Grace and Frankie

Netflix’s best kept secret. 

One of the best things happening on TV right now, with the domination of streaming sites allowing for riskier ideas to be approved, is the older generation getting their chance to shine. The comedy world has not always been particularly kind to the elderly, usually playing them for laughs where, more often than not, they are the butt of the joke.

Shows like Amazon’s Transparent have gained a lot of attention for the realistic depiction of someone finally embracing their true identity after a lifetime of hiding, but Netflix have got in on the trend too with Grace and Frankie, a true hidden gem that is just as deserving of the adoration.

grace-and-frankie-1 (1)

The show is fairly simple in premise – Sol (Sam Waterstone) and Robert (Martin Sheen), following a 20 year affair, decide to finally come out to their respective wives of four decades. Frankie (Lily Tomlin) and Grace (Jane Fonda) have never liked each other much, but the pair soon find themselves living together in their joint beach house as they try to navigate divorce north of 70.

I began watching the pilot episode well over a year ago, not long after the first season appeared. I found it funny, but I must admit I wasn’t immediately drawn in. Despite what I now appreciate to be a very fresh concept, the first ten minutes felt very generic.


The odd couple trope has been done to death and at first glance it appeared that Grace and Frankie were never going to be any more than their stereotypes, with Fonda playing it straight as the prim and uptight Grace whilst Tomlin channeled Frankie’s hippy-dippy nature.

Fast forward a year and, following recommendations from various friends, the time had come to give the series another chance, and boy am I glad. Co-created by Marta “Friends” Kauffman, the show is one of Netflix’s hidden gems.


It’s easy to, as I first did, write the show off, but to do so would be a mistake. As laugh out loud funny as all your favourite sitcoms, the show also has more heart than you could ever imagine. Life is far from black and white, and Grace and Frankie revels in the murky area in between, dealing with issues in a much deeper way than it might at first seen.
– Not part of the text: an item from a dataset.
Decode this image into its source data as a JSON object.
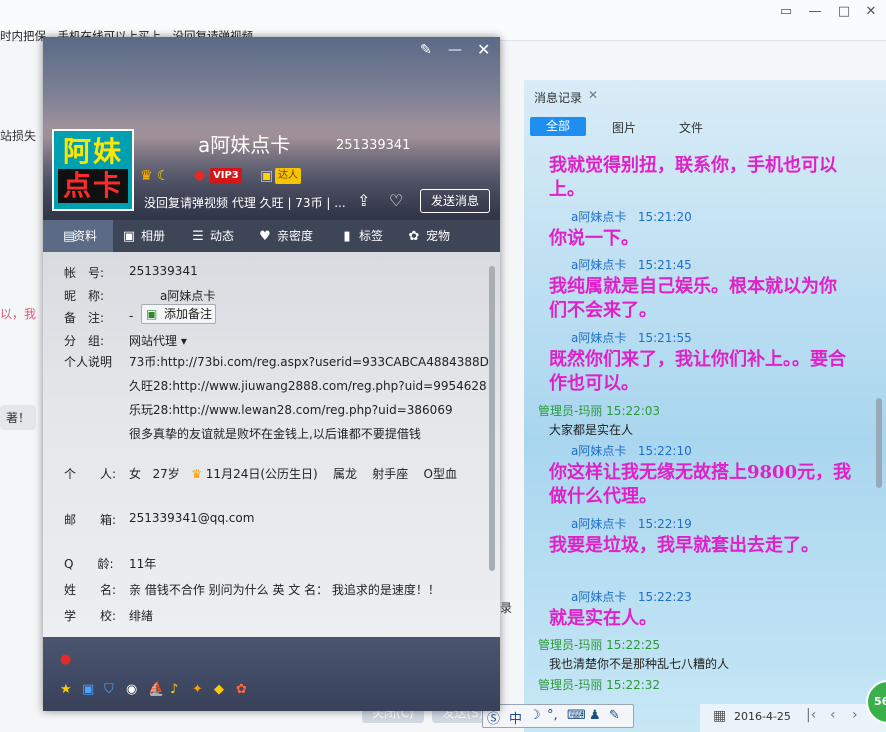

The titular two characters are, as should be the case in a show named after them, the beating heart. Tomlin is on top form as eccentric Frankie, laughing in the face of elderly stereotypes as she smokes weed in her rasta hat, whilst still being fully believable (basically everything Robert DeNiro was not in Dirty Grandpa. I’m still not over that film). Meanwhile Fonda is sensational in what is overtly more of a dramatic role, with the comedic touches proving a fantastic flair.


Fleshing out the cast are Waterstone and Sheen as Sol and Robert, the former husbands of the titular pair who set the ball rolling with their coming out. Reflecting the dynamic of the titular characters, the pair are another odd couple with Sol proving to be one of the series highlights with his overly approach to his emotions, whilst Robert is the dark horse, growing into one of the most well rounded characters as the show progresses.

The writing is fantastic, tackling a range of massive themes from mortality to faith with the perfect blend of comedy and drama. There is a lot more below the surface here than you would ever find in your typical sitcom, and the show isn’t afraid to explore the deeper impact events have on the characters.


Grace and Frankie is a revelation. Hilarious and sweet in equal measure, it is a show that could easily be overshadowed by Netflix’s top dogs such as Orange is the New Black and House of Cards, but is just as worthy of a binge watch (I watched two seasons over two weeks in an unprecedented display of restraint).

Here are some of my favourite one liners from the literally hundreds on offer across the first two seasons…

“Does he make appointments at the genius bar? Because if you don’t it’s a really long wait.”

– Sol

“Couldn’t we discuss the fight to masturbate after lunch?”

– Robert

“I gained another pound today. But I think it’s a pound of knowledge.”

– Frankie

“If anyone is gonna sit on Ryan Gosling’s face, it’s gonna be me!”

– Grace

Season 3 of Grace and Frankie will stream on Netflix this year.